By Chad Ingram
The Township of Algonquin Highlands will order the removal of docks placed by residents on some pieces of public property, the docks in some cases having been installed for many years.
Township councillors decided what should be done in such situations during a lengthy discussion during a Nov. 19 meeting.
A report from township planner Sean O’Callaghan detailed one location at the intersection of Dawson Road and North Shore Road, where, for years, two docks have been placed, reaching out into Maple Lake.”These docks were constructed for the benefit of a group of non-waterfront property owners on Dawson Road,” the report read. “These docks have existed for several years. Staff have discussed this matter with legal counsel and a legal opinion on the matter has been provided and is attached to this report for council consideration.”
The report also indicated concerns regarding liability.
“The construction of these structures on township lands without express approval from the township is not permitted,” it read. “There is significant liability exposure to the township should there be an injury to occur while members of the public use these docks. Concerns with respect to unsafe parking of vehicles near the intersection of Dawson Road and North Shore Road to access the docks has also been raised.”
O’Callaghan’s report laid out two options for council – either having the users enter into a licence of occupation for the continued use of the docks, or for the township to take action to have the docks removed.
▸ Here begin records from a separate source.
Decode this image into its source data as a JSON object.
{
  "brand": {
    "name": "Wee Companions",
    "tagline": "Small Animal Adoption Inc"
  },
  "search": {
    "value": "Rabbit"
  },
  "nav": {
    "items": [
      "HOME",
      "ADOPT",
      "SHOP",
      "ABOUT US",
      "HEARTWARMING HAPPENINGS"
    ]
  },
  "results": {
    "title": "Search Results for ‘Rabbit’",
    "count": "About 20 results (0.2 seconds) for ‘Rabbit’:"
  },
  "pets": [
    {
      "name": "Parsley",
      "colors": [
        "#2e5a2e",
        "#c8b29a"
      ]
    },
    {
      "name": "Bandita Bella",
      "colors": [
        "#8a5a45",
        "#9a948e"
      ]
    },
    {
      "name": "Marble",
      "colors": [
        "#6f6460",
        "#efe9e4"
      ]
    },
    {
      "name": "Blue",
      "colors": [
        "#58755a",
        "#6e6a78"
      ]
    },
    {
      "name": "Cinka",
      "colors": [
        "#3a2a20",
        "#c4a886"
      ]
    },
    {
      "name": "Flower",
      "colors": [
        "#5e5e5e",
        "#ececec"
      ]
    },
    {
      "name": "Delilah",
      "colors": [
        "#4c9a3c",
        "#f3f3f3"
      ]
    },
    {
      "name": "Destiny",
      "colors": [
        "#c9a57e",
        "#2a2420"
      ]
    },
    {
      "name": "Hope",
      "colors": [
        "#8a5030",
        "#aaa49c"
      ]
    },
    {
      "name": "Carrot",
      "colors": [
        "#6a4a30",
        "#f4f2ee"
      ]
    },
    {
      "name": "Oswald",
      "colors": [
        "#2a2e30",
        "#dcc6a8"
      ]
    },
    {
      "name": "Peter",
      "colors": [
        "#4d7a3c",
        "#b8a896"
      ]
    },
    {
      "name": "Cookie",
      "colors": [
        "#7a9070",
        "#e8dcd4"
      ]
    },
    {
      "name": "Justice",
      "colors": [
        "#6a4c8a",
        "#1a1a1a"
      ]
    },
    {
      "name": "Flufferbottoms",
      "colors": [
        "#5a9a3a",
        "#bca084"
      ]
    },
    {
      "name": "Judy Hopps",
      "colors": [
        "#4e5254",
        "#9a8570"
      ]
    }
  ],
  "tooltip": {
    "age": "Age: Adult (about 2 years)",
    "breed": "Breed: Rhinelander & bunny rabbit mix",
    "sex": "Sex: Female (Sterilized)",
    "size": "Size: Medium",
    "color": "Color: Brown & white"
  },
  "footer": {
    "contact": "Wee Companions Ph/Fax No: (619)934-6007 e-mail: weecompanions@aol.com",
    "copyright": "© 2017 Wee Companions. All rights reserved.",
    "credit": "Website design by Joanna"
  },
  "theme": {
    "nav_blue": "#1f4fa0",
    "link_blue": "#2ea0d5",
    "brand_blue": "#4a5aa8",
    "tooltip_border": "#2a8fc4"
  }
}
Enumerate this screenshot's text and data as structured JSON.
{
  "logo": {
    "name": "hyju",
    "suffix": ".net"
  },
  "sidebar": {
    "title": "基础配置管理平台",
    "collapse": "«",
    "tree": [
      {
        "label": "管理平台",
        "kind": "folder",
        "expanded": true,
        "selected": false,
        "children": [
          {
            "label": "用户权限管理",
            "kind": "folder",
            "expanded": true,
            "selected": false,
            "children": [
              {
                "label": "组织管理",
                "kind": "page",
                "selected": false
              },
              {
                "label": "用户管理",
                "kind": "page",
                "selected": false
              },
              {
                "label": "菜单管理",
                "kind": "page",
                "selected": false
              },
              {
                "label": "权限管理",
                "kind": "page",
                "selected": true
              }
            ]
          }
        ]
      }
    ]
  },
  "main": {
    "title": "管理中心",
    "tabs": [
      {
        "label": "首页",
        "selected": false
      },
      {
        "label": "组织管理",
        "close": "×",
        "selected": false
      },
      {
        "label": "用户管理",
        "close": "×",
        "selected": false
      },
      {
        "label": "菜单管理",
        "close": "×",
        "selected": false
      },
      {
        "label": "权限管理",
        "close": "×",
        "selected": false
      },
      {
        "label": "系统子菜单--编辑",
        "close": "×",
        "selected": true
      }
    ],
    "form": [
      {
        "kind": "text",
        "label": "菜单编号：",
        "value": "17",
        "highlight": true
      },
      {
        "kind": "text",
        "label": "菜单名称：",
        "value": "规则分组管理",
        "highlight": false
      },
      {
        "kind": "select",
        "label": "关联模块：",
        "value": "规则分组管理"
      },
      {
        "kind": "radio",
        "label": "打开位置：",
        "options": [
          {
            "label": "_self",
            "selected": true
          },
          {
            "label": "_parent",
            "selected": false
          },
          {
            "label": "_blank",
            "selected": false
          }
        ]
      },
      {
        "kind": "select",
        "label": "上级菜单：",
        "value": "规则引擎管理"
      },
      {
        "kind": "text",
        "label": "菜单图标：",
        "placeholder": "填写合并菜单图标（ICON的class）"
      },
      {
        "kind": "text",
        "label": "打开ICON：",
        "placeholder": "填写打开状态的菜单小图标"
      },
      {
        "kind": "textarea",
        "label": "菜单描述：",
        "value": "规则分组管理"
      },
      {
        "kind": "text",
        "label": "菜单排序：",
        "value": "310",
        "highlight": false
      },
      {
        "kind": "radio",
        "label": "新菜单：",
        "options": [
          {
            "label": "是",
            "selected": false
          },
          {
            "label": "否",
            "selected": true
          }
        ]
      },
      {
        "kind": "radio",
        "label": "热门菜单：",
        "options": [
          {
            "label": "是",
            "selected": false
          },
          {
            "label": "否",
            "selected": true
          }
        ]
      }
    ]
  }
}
It should be noted the discussion did not apply to situations where docks have been placed on township-owned shoreline road allowances adjacent to cottages and residences, and that council plans to have a future discussion regarding those situations.
There was some consideration of the concept of a licence of occupation for the continued use of docks in locations such as the intersection of Dawson Road and North Shore Road.
“I wouldn’t feel comfortable voting to have those docks removed today,” said Councillor Jen Dailloux, adding she was open to the idea of exploring a licensing agreement.
However, there was some concern that striking licensing agreements would lead to a trend of more docks in places where they’re not supposed to be.
“I don’t want to see this agreement mushroom into everyone putting in applications,” said Councillor Lisa Barry, adding that if the existing docks were going to be grandfathered by the township, she did not want to see any new docks installed.
Chief administrative officer Angie Bird pointed out that the docks, while long-standing in some instances, were installed without any type of township permission.
“You’re looking at grandfathering an illegal use,” Bird said.
Mayor Carol Moffatt said there was no issue with residents using such areas for swimming, but said the problem for her came with the addition of infrastructure.
“This is not meant to rain on people’s parades,” Moffatt said. “ . . . I understand that if you’ve been using a dock for many, many years, it feels like you’re being punished.”
Moffatt said she had heard from residents about some instances of being told by other residents that they were not permitted to use what is public property, and also pointed out that such locations are not equipped with washrooms or parking areas.
“There are access areas intended for access and day use,” Barry said, using Halls Lake’s Elvin Johnson Park as an example.
Ultimately council decided that the township would order the removal of docks in such locations. The details of how that notification process will work have not yet been finalized.
“There needs to be as robust a notification process that we can use,” said Deputy Mayor Liz Danielsen, noting that it would be a large undertaking to figure out who owns all of the docks.